Quite literary, we did actually have to go over a river and through a small patch of woods to get to this Dacha. The river part is not too difficult to come upon, considering Astrakhan is in the middle of a delta. The hardest part, is that every stream or river has a different name, and the Russians seem to expect me to remember these things. “You went to the dacha? it was on a river? what river?” “uhhh. um. uh. a river that’s not the Volga?” “what about river so-and-so?!” “yeahhhh, that’s the one.” (insert smiley face that looks super confused)
During my time in Piter last year, I never really a had a good, real Russian dacha experience. Thus, when my colleague Valya invited to me to her dacha on Sunday I was very excited. Another one of our colleagues Lena picked me up; we stopped for juice and drove about a half hour outside the city. Valya’s dacha is huge and resembles a legitimate house. In fact, she said they recently remodeled it to suit a livable abode, as her parents live there almost year round. We first had tea and chatted a bit. Well they did most of the chatting and I just tried to take part when I could
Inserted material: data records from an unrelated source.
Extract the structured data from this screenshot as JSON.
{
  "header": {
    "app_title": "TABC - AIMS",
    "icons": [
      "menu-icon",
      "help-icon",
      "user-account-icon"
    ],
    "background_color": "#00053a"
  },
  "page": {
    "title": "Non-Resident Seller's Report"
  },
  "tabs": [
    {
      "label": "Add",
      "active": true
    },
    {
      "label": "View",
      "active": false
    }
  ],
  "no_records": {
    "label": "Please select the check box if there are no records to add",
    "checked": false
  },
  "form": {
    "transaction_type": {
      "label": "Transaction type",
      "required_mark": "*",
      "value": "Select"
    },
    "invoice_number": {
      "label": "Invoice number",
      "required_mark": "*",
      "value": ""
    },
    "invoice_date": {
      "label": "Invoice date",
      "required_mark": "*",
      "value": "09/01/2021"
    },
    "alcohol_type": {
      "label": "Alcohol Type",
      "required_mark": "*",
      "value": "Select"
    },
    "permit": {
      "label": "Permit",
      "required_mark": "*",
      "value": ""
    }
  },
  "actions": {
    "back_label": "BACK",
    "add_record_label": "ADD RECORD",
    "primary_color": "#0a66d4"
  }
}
Another colleague of ours, also Lena, arrived shortly after and we got ready to go boating. And by boating I mean the this cute little row-boat (see exhibit to the left) situated on a small river. Mind you, there are four of us girls, and it’s a row-boat. Well the smallest of all of us chicas, Lena, decides she’s going to row the boat – by herself. Our outbound trip consisted of Lena rowing, unknowingly turning us towards shore, while the other Lena would frequently ‘step-in’ to straighten us in the right direction. Meanwhile, Valya and I just sort of relaxed and enjoyed the ride. Needless to say, we were laughing quite a bit.
The goal of taking out the boat was to show me the Lotus flowers. I really knew nothing about them. I mean, you can say that, and I think of Radiohead’s newest single (which is also amazing!). But Astrakhanians take pride in what they have, and these flower are prized possession. My roommate has a few dried up ones on her kitchen table. I’m sure they symbolize something, but what that something is I have yet to find out. However, on the river Valya picked an unopened flower, and checked to see if there were seeds on the inside. Supposedly if you eat them, they are good for something that we couldn’t translate related to men. Yup; but there were no seeds.
We were the only boat on this small river; a calm sunny day; Lotus flowers on one side, and some tall river grass on the other. It was quite relaxing and very beautiful.
After moseying through the lotuses for a bit, and unsuccessfully tried to row to a mushroom field, we decided to head back. Besides, a grill out was awaiting us! The venture back felt like forever, mainly because we weren’t the greatest oar navigators… being women and such. Essentially, we sat about two feet from the dock for a half hour because we got stuck in the seaweed that surrounds the dock. Eventually Valya’s brother came to the rescue.
We then helped prepare the table for dinner, which consisted of two types of Sashliks, both chicken and beef, as well as grilled vegetables; a fresh vegetable salad; eggplant caviar, homemade by Valya’s grandma; fresh plums which I got the honor of picking off their plum-tree; and a variety of juices. Everything was super tasty and the products were so fresh, most of them grown there at Valya’s dacha.
Why have I been missing out on this wonderful dacha experience for so long?!